“As we all looked at it, afraid almost to say a word, there came a sound like a moan over the sea, and in another minute a cyclone, such as I hope never to see again, laid us, first on our beam ends, and then drove us at a fearful rate directly towards the coast.
“We drove this way for an hour or more, unable to do a thing to help ourselves, and then she struck on Hatteras sands. Her masts went as she struck, and as they fell a huge sea, rushing over the poor craft, swept overboard the captain and two men. It was some time before we knew they were gone, for we could see nothing nor hear anything but the howl of the tempest.
“At last we got rid of the floating wreck of spars by clearing the tangled rigging with our knives, and, thus relieved, the schooner was driven a good bit farther over the sands. Finally she struck solid, and began to break up. One of her boats was stove and worthless, and in trying to clear away the other, a metallic life-boat, another man was swept overboard and lost.
“The mate and two of the crew besides myself finally got away from the wreck in this boat, and were driven in to the beach, on which we were at last flung more dead than alive.
“The next morning we made our way to the light-house, where we were kindly cared for, but where our Christmas dinner was a pretty sad affair.
“The captain’s body was washed up on the beach, and a week from that day we took it and the news of his death together to his wife in New York.
“Since then I have always felt easier when I have left Hatteras Light well astern, as we have for this time, at any rate. Well, there’s eight bells, and I must be on deck, so good-night to you all, and pleasant dreams.”
“Is there any such thing as a ‘death-light’ that warns people of coming disaster?” asked Ruth of her father, when the captain had left them.

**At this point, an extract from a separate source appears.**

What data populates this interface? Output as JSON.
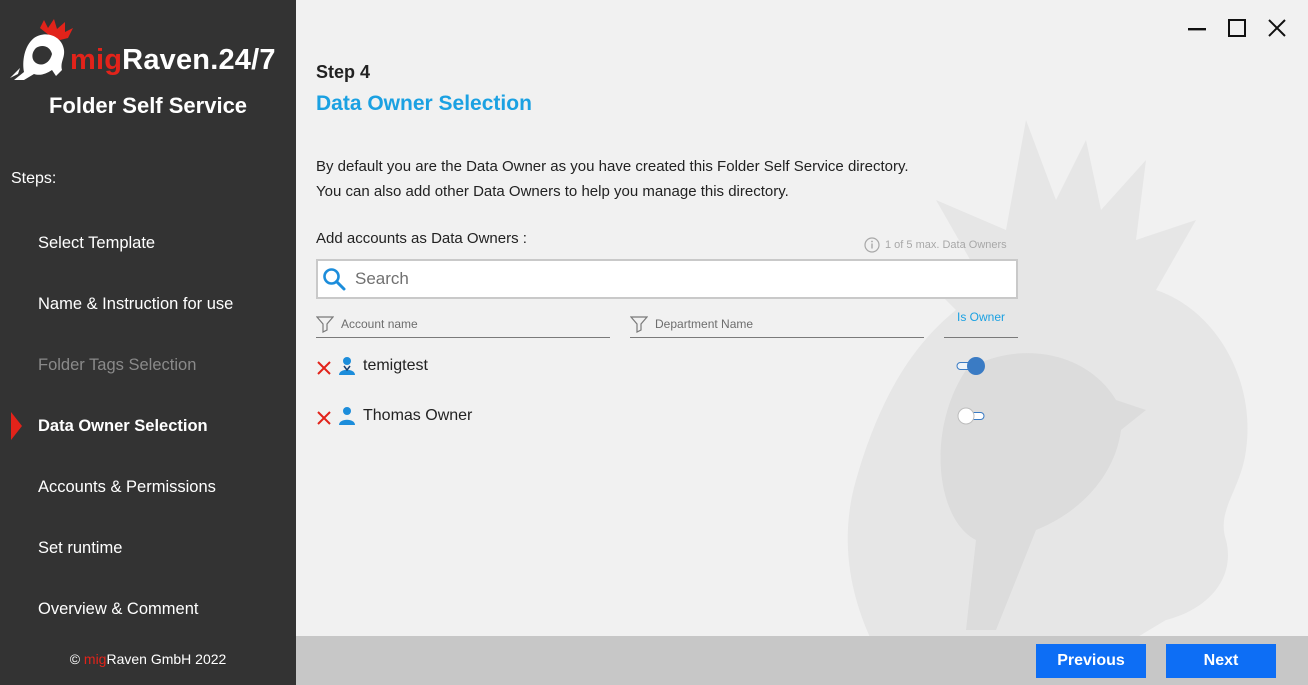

“No, my dear,” he answered, “there is not. The St. Elmo’s light, or St. Elmo’s fire, is frequently seen in tropical seas, though rarely as far north as Cape Hatteras; and as it is generally accompanied by cyclones or hurricanes, sailors have come to regard it as an omen of evil. It is not always followed by evil consequences, however, and to believe that it foretells death is as idle and foolish as superstitions of all kinds always are.”